◆ **Task objective**: Find every line in the records below that holds the word "this" and copy it.

Items listed in a dataset
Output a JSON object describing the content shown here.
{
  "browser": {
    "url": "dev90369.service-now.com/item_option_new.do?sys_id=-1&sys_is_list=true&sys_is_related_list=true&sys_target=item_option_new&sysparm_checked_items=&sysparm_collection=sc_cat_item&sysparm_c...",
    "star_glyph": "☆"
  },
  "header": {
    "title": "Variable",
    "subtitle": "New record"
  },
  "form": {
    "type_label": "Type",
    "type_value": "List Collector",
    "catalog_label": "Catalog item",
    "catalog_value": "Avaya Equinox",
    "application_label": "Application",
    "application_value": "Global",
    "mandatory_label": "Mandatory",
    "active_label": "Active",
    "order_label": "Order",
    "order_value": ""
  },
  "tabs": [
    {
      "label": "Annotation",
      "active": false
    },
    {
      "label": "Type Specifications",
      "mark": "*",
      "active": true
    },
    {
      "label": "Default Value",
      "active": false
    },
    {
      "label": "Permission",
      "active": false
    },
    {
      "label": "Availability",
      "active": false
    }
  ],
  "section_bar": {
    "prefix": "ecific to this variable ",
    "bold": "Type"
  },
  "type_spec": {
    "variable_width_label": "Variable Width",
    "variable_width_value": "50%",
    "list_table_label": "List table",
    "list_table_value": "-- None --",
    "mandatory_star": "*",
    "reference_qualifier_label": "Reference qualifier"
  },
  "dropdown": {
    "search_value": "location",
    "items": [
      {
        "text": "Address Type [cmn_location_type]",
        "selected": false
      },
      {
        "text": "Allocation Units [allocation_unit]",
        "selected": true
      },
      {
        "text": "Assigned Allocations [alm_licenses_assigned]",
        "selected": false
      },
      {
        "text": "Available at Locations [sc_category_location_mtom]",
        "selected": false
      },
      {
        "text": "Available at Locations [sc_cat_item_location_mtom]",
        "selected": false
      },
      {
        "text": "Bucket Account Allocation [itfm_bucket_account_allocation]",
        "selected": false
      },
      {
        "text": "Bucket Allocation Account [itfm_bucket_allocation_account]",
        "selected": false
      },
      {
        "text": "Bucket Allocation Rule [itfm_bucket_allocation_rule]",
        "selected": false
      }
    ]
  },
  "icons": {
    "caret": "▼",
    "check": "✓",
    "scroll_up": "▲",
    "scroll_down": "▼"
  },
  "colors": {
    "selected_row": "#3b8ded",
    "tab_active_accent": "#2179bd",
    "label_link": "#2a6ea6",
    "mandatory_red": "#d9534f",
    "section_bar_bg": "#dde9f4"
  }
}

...

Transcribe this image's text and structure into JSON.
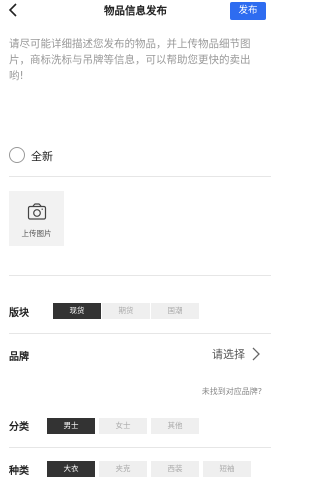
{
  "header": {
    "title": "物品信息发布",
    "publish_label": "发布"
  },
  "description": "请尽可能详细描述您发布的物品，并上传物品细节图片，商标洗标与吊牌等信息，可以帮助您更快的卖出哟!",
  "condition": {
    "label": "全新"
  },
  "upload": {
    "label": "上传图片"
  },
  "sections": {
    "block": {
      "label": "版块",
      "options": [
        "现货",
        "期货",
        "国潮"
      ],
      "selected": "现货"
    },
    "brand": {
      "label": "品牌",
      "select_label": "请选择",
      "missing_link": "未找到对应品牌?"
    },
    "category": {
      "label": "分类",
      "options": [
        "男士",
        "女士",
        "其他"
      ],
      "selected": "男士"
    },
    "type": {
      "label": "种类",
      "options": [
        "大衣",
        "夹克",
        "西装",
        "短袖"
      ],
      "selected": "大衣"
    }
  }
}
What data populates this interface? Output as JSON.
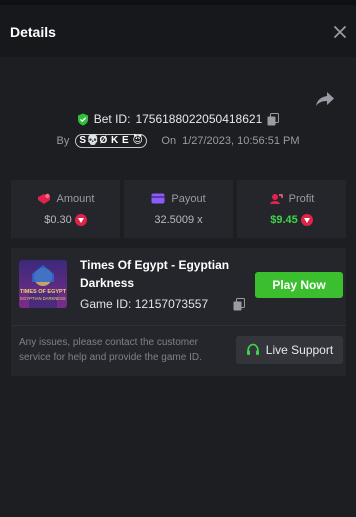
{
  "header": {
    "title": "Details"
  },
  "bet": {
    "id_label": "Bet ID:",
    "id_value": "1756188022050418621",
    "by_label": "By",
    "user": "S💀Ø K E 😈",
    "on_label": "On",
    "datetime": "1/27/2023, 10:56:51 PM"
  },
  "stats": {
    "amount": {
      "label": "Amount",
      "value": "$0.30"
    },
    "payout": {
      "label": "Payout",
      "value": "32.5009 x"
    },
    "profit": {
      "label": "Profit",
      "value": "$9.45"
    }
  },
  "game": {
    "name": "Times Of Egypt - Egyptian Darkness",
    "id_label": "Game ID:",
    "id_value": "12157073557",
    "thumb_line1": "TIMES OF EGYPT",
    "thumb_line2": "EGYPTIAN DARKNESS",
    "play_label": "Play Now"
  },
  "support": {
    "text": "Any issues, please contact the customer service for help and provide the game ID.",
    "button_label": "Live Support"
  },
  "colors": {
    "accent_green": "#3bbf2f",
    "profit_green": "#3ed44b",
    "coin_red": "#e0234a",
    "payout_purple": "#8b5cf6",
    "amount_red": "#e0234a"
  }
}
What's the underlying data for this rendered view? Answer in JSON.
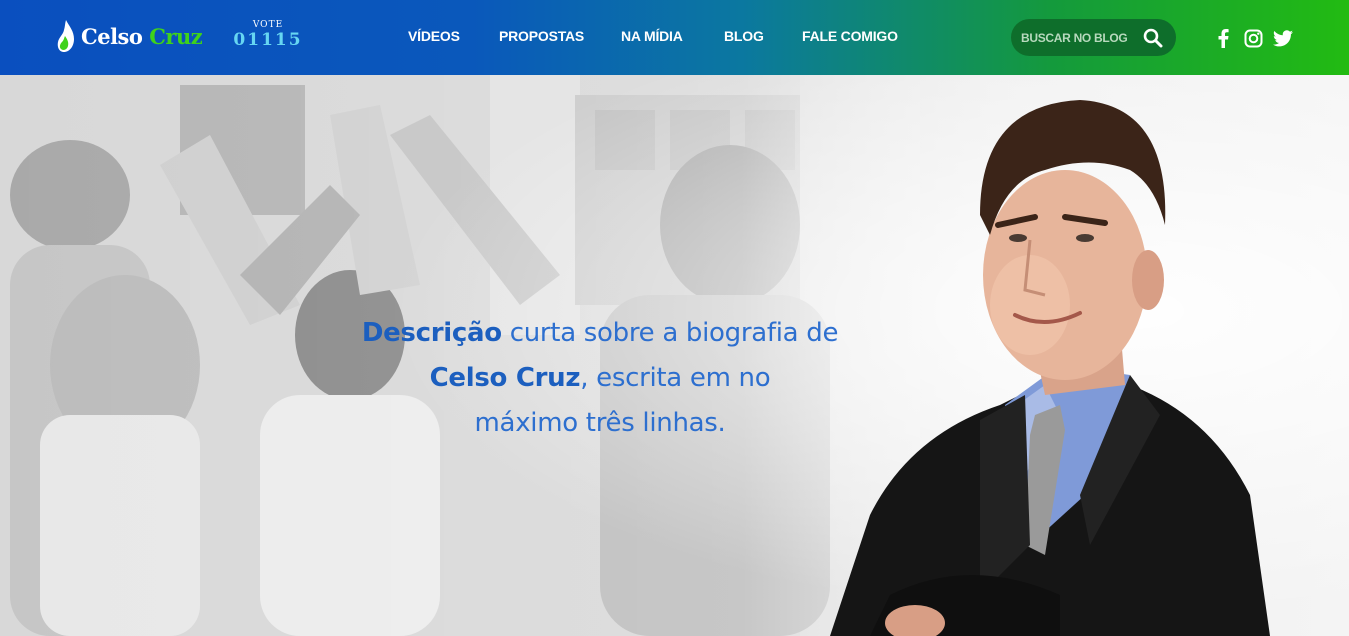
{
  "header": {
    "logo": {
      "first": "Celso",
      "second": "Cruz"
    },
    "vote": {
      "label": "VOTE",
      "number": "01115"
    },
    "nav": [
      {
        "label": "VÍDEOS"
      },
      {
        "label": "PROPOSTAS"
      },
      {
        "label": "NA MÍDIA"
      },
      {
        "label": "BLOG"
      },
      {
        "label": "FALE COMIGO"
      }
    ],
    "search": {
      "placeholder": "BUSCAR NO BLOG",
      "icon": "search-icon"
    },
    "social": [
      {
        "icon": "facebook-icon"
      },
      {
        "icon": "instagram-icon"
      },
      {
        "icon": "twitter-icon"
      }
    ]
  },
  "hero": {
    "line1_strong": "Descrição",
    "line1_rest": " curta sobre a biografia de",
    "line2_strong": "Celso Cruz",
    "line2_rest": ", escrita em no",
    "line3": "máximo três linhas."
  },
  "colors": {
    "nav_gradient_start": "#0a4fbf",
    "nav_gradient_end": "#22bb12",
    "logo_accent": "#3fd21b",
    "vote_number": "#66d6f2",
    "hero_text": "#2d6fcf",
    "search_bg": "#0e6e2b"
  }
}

◆ **Output of the task**:
    "prefix": "ecific to this variable ",
Transcribe this image's text and structure into JSON.
What data populates this interface? Output as JSON.
What's the underlying data for this rendered view? Answer in JSON.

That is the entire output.